Strong, silent type shortens prospects of a long life
Burt's Eye View
There was a time when I believed talking would kill me.
True, my mouth has almost gotten me clobbered more than once. He who smarts off learns to duck quickly.
No, I’m talking about the little-boy logic that drove 8-year-old me into become the strong, silent type.
I’d run out of comic books to read, so out of boredom, I tried deep thinking. After almost three full minutes of careful consideration, I hit upon my first great philosophy — we’re all born with a word limit and when we reach it, we die.
It made sense to an 8-year-old kid. You couldn’t pack two gallons of milk into a half-gallon carton. You were limited to a half gallon. A couple of meals would drain the carton, and out it went. It was gone.
The way I figured it, each baby was prepackaged with a lifetime word limit. It might take 70 or 80 years, but eventually, you’d drain all the words. Then you were gone.
I was astounded that no one had thought of this before. Yet, I couldn’t tell anyone if I wanted to live to be 200 years old. I wasn’t going to accomplish that by blabbing.
Becoming the strong, silent type is a lot tougher than it sounds. Have you ever seen your little brother scamper off with your G.I. Joe and not be able to tattle?
Or been in the back seat when Grandma called out, “Does anyone want to stop at Dairy Queen?” You can nod your head until it snaps off your neck and rolls under the seat, but Grandma still can’t hear you if you don’t spend a few life-extending words.
Or how about when Mom walks into the living room, gasps, then screeches, “Burton William, who smashed my prize spider plant? Well? Speak up right now, young man.”
OK, bad example. Not answering a direct question from Mom always posed a risk. She considered it sassing even though you hadn’t actually uttered a word. But as I stood next to a big pile of scattered dirt and crumpled house plant, I calculated that confirming Mom’s suspicions about the culprit’s identity could be even more dangerous.
I’d never known how brave John Wayne’s strong, silent types in the movies really were.
I was forced to revise my theory.

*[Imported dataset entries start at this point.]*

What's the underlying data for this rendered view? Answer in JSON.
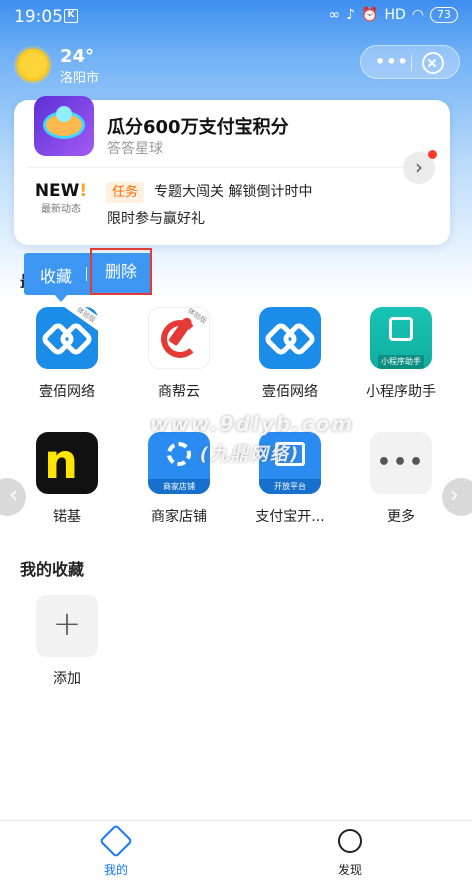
{
  "status_bar": {
    "time": "19:05",
    "app_badge": "K",
    "network": "HD",
    "battery": "73"
  },
  "header": {
    "temperature": "24°",
    "city": "洛阳市"
  },
  "promo_card": {
    "title": "瓜分600万支付宝积分",
    "subtitle": "答答星球",
    "news_badge_main": "NEW",
    "news_badge_bang": "!",
    "news_badge_sub": "最新动态",
    "task_tag": "任务",
    "task_line1": "专题大闯关 解锁倒计时中",
    "task_line2": "限时参与赢好礼"
  },
  "section_hidden": {
    "label": "最"
  },
  "popup_menu": {
    "favorite_label": "收藏",
    "delete_label": "删除"
  },
  "apps": [
    {
      "label": "壹佰网络",
      "icon": "yibai-icon",
      "badge": "体验版"
    },
    {
      "label": "商帮云",
      "icon": "shangbang-icon",
      "badge": "体验版"
    },
    {
      "label": "壹佰网络",
      "icon": "yibai-icon",
      "badge": ""
    },
    {
      "label": "小程序助手",
      "icon": "mini-program-icon",
      "badge": "小程序助手"
    },
    {
      "label": "锘基",
      "icon": "nuoji-icon",
      "badge": ""
    },
    {
      "label": "商家店铺",
      "icon": "store-icon",
      "badge": "商家店铺"
    },
    {
      "label": "支付宝开...",
      "icon": "open-platform-icon",
      "badge": "开放平台"
    },
    {
      "label": "更多",
      "icon": "more-icon",
      "badge": ""
    }
  ],
  "favorites": {
    "title": "我的收藏",
    "add_label": "添加",
    "add_symbol": "+"
  },
  "watermark": {
    "line1": "www.9dlyb.com",
    "line2": "(九鼎网络)"
  },
  "tabbar": {
    "mine": "我的",
    "discover": "发现"
  },
  "colors": {
    "accent": "#1677ff",
    "popup": "#3c96f2",
    "highlight": "#e53935"
  }
}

In only a minute or two, I’d figured out my error. It wasn’t the number of words that were prepackaged, it was the number of breaths. So I practiced not breathing to live longer. It didn’t work so well.
Perhaps, I thought, we all had expiration dates stamped on our rear ends: “Please discard this product after June 12, 2059.”

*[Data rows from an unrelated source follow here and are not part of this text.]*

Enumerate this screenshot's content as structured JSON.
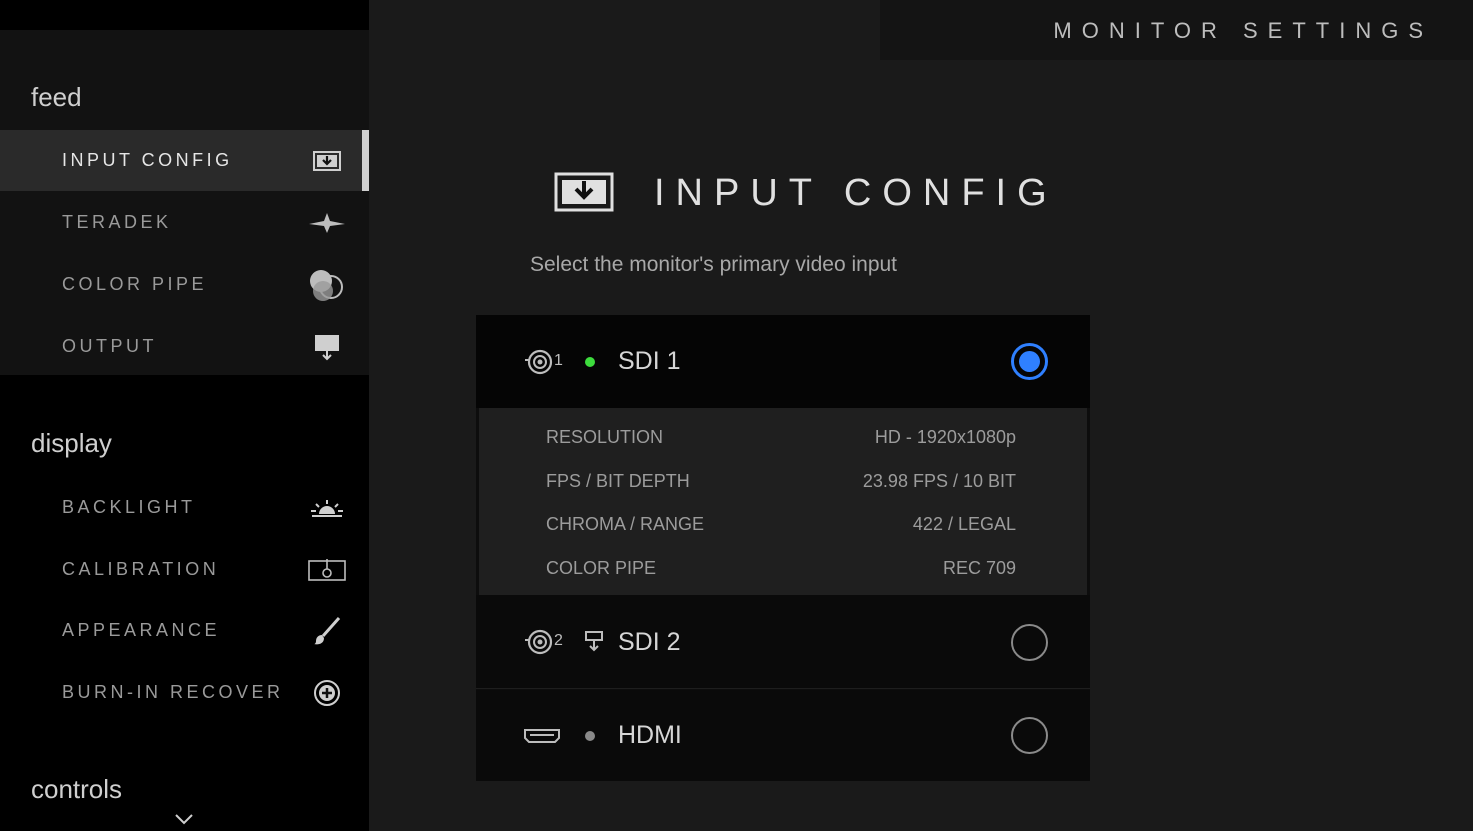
{
  "header": {
    "title": "MONITOR SETTINGS"
  },
  "sidebar": {
    "groups": [
      {
        "label": "feed"
      },
      {
        "label": "display"
      },
      {
        "label": "controls"
      }
    ],
    "feed_items": [
      {
        "label": "INPUT CONFIG",
        "icon": "input-config-icon",
        "active": true
      },
      {
        "label": "TERADEK",
        "icon": "teradek-icon"
      },
      {
        "label": "COLOR PIPE",
        "icon": "color-pipe-icon"
      },
      {
        "label": "OUTPUT",
        "icon": "output-icon"
      }
    ],
    "display_items": [
      {
        "label": "BACKLIGHT",
        "icon": "backlight-icon"
      },
      {
        "label": "CALIBRATION",
        "icon": "calibration-icon"
      },
      {
        "label": "APPEARANCE",
        "icon": "brush-icon"
      },
      {
        "label": "BURN-IN RECOVER",
        "icon": "plus-circle-icon"
      }
    ]
  },
  "main": {
    "title": "INPUT CONFIG",
    "subtitle": "Select the monitor's primary video input",
    "sources": [
      {
        "label": "SDI 1",
        "port_number": "1",
        "status": "active",
        "selected": true
      },
      {
        "label": "SDI 2",
        "port_number": "2",
        "status": "pass-through",
        "selected": false
      },
      {
        "label": "HDMI",
        "status": "inactive",
        "selected": false
      }
    ],
    "details": [
      {
        "key": "RESOLUTION",
        "value": "HD - 1920x1080p"
      },
      {
        "key": "FPS / BIT DEPTH",
        "value": "23.98 FPS / 10 BIT"
      },
      {
        "key": "CHROMA / RANGE",
        "value": "422 / LEGAL"
      },
      {
        "key": "COLOR PIPE",
        "value": "REC 709"
      }
    ]
  },
  "colors": {
    "accent": "#2f80ff",
    "status_active": "#3ddc3d",
    "status_inactive": "#8a8a8a"
  }
}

What was my use-by date? I couldn’t twist far enough to see my own behind, and it’s not the kind of thing you want someone to check for you.
I casually asked Mom, “Did you notice anything on my butt when I was a baby?” After she recovered from choking on her tea, Mom assured me that neither I nor anyone else bore such markings.
I was stumped. All that deep thinking left me as drained as the milk carton but no closer to the answer.
Fifty years later, I’m working on a new life-extension theory involving naps and chocolate. It may prove to be as suspect as my other ideologies, but it’s nowhere near as dangerous to pursue. Live long, my strong, silent friends.
— Philosophize with Cole at email@example.com or on the Burton W. Cole page on Facebook.